Soil vapor extraction typically removes the majority of benzene but biodegradation removes any remaining benzene that is either dissolved in water or adsorbed to soil particles. Low levels of microbes, the lack of proper electron acceptors (i.e., oxygen, sulfate, nitrate, or carbon dioxide), excess water, or deficient amounts of water can limit biodegradation. In addition, the lack of nutrients, especially nitrogen and phosphorous, can limit biodegradation. The optimum C:N:P ratio is 25:1: 0.5 (Cole 1994).
Some techniques enhance biodegradation by seeding microbes in the soil or adding more nutrients. Biodegradation of benzene occurs most quickly under aerobic conditions. Adding
hydrogen peroxide, using bioventing or biosparing techniques enhances aerobic biodegradation. In anaerobic situations, most research indicates that benzene is usually recalcitrant. However, a recent study indicates that adding iron compounds may break down benzene.
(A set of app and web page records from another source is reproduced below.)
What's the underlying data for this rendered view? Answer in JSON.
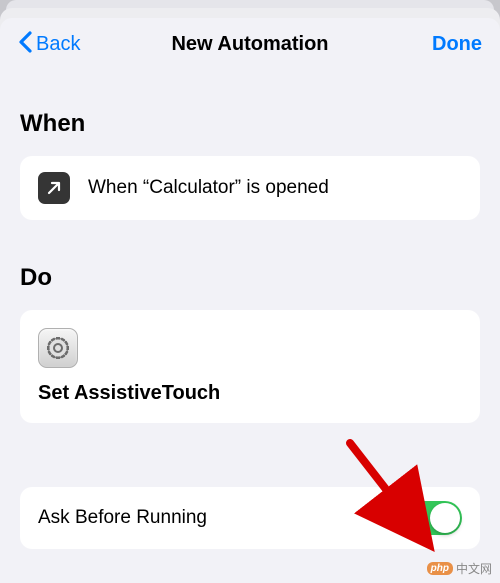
{
  "nav": {
    "back": "Back",
    "title": "New Automation",
    "done": "Done"
  },
  "sections": {
    "when": {
      "header": "When",
      "item": "When “Calculator” is opened"
    },
    "do": {
      "header": "Do",
      "action": "Set AssistiveTouch"
    },
    "ask": {
      "label": "Ask Before Running",
      "value": true
    }
  },
  "watermark": {
    "badge": "php",
    "text": "中文网"
  }
}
Soil Vapor Extraction (SVE) Soil vapor extraction (SVE), also known as volatilization, venting, or soil vacuuming, is a technique used to remove vapor-phase petroleum contaminants from the vadose zone (Dupont et al. 1991, Cole 1994). SVE consists of a system of small diameter vertical wells and lateral trenches linked to piping network that ends in a vacuum pump at the wellhead (Dupont et al. 1991). Soil vapor extraction works by creating negative pressure gradients in a series of zones within the unsaturated soil; this negative pressure causes a subsurface airflow. The air in the soil is replaced with fresh air that strips the vapor phase hydrocarbons from spaces between soil particles in the vadose zone (Urlings et al. 1991). SVE changes the equilibrium so that benzene in its aqueous or adsorption phase moves to the vapor phase (Cole 1994).
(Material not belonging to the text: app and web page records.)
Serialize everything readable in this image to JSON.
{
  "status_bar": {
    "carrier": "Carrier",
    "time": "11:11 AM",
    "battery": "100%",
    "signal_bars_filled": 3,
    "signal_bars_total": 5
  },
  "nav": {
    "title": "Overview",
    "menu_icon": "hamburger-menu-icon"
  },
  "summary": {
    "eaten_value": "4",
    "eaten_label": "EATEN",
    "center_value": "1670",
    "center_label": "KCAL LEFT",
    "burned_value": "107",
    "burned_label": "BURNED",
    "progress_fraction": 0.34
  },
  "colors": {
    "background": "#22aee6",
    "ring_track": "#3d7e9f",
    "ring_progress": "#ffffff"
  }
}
The success of soil vapor extraction depends on the following factors: soil moisture content, depth to the water table, volatility of the contaminant, soil porosity, and temperature. Lighter, more volatile contaminants such as BTEX chemicals are extracted more easily than heavier contaminants such as diesel fuel, heating oil, or fuel oil. (Cole 1994, Dupont et al. 1991). Water saturated soil also decreases the removal rate to the wellhead (Cole 1994). SVE does not work if most of the benzene is in the groundwater that undergoes seasonal water table fluctuations or if the groundwater is close to the surface (Cole 1994). SVE also does not work well in tight non-porous clay soil. (Cole 1994). The soil should be fairly permeable (Dupont et al. 1991). The injected air may have to be heated in colder climates but soil porosity has a bigger impact on the recovery rate (Cole 1994).
The extracted vapors from SVE must be treated before release into the atmosphere. Charcoal adsorption or catalytic incineration is often used to treat the extracted soil vapor. Granulated charcoal filters effectively clean the vapor but the filters must be replaced often and are expensive. The catalytic converters oxidize benzene vapors to carbon dioxide and water but this method has high maintenance costs (Cole 1994, Urlings, 1991).
Biofilters are especially useful if the vapors no longer provide enough fuel for the catalytic converters (Jutras et al. 1997). Biofilters can be packed with a filler material such as Spaghnum peat moss and filled with bacteria. As vapors pass through the filter, contaminants are adsorbed onto the surface of the filter where microbes can degrade them (Cole 1994). Justras et al. (1997) tested the effectiveness of a field scale compost based biofilter in an Arizona site contaminated by gas leaking from an underground storage tank. During the first three months of treatment, the gas emitted from soil vapor extraction was incinerated. After three months, however, the BTEX compounds had decr